Environmental activists threw soup at Van Gogh’s ‘Sunflowers’

Environmental activists threw soup at Van Gogh’s ‘Sunflowers’

Europe 1 with AFP
modified to

7:20 p.m., October 14, 2022

Environmental activists from the Just Stop Oil movement threw tomato soup at Van Gogh’s masterpiece Sunflowers, on display at the National Gallery in London on Friday, with only minor damage to the frame, the museum said. They said: “What is more valuable, art or life?”.

Environmental activists from the Just Stop Oil movement threw tomato soup at Van Gogh’s masterpiece Les on Friday sunflowers, on display at the National Gallery in London, with only minor damage to the frame, according to the museum. According to press images from the movement demanding an immediate halt to any new oil or gas project, two activists threw the contents of two soup cans at the plant, which is estimated to cost more than $84 million.

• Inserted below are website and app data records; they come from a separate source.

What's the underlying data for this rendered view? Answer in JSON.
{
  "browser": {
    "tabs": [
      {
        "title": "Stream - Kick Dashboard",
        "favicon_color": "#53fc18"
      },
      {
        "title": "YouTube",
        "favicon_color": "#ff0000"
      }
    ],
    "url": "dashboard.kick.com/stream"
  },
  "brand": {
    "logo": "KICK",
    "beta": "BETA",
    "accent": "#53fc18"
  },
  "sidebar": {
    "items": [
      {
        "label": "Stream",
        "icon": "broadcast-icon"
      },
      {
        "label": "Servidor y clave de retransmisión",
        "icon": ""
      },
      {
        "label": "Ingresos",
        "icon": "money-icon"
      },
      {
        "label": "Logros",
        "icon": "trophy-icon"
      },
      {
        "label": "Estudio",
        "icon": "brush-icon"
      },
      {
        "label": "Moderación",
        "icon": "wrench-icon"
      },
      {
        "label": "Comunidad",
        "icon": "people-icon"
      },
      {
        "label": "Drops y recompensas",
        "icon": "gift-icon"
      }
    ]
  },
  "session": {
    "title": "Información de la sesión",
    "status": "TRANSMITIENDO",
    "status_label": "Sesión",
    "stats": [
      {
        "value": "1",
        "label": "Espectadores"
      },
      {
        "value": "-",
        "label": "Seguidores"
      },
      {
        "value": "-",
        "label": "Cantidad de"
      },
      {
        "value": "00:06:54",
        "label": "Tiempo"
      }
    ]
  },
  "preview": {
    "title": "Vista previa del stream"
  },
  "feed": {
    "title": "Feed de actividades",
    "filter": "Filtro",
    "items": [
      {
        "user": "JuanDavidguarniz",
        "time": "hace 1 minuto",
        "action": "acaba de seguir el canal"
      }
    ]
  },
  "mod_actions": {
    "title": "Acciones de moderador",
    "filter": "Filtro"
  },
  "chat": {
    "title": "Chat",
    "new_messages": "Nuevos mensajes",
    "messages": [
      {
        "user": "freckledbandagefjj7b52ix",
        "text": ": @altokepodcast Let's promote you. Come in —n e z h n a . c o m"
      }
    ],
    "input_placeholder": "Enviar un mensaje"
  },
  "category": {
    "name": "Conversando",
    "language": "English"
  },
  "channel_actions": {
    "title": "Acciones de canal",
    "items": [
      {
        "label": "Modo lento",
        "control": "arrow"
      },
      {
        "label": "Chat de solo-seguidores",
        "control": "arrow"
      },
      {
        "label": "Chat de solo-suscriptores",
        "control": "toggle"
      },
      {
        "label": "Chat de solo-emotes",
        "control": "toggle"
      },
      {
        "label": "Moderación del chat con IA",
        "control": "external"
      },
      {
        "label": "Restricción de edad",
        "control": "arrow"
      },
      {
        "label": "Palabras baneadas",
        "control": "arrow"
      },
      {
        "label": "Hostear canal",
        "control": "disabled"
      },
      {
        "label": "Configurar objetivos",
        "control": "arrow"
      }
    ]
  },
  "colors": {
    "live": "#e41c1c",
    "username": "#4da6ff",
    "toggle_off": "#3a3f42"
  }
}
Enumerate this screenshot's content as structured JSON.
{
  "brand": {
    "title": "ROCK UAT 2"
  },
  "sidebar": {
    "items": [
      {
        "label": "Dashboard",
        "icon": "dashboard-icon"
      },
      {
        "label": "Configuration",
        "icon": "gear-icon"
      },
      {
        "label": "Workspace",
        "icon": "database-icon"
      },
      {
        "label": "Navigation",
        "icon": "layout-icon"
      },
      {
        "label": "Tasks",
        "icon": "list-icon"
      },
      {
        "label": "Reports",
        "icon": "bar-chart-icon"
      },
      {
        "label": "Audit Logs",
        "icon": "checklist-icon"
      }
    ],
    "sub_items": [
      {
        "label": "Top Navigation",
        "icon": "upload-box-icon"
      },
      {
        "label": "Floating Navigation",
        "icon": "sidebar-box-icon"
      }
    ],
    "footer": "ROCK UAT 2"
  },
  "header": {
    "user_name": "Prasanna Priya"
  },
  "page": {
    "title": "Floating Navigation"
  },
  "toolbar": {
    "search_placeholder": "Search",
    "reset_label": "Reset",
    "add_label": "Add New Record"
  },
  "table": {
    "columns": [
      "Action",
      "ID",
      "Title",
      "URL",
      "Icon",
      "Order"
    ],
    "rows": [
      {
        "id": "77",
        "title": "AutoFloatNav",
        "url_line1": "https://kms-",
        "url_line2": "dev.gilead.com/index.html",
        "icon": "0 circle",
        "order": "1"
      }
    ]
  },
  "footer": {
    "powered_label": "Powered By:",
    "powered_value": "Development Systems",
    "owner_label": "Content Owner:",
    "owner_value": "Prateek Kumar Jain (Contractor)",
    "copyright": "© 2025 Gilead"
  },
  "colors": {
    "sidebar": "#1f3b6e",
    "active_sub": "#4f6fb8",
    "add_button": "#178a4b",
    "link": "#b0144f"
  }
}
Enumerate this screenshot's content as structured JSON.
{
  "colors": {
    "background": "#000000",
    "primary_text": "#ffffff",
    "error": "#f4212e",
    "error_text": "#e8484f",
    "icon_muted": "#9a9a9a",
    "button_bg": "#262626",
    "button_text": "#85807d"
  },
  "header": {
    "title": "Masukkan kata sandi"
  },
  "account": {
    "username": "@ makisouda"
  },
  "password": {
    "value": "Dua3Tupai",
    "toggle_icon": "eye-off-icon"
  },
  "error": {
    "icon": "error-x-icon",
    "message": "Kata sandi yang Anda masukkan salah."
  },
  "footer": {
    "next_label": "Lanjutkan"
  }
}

Police “were quickly on the scene at the National Gallery this morning after two female protesters threw a substance at a painting and then taped themselves to a wall,” Scottland Yard said in a statement. They were arrested specifically for “humiliation”.

The frame has a “small damage”.

The museum said in a statement that two people “appeared to be glued to the adjacent wall sunflowers by Van Gogh (1888)” and also “a red substance – which appears to be tomato soup – was thrown at the painting”. The frame suffers “minor damage”, but the painting is “intact”, the National Gallery assured.

This new action by the group, which has previously targeted artworks, comes as part of a month of action during which it has also blocked streets on several occasions.

“The livelihood crisis comes from fossil fuels – everyday life has become unaffordable for millions of families who are freezing and starving – they can’t even afford a can of soup,” Phoebe Plummer, 21, an activist, is quoted as saying in a statement from the movement . “At the same time” “people are dying” because of “fires and droughts caused by climate change,” she argued. “We can’t afford new oil and gas projects,” they would “take everything away.”


Reference: www.europe1.fr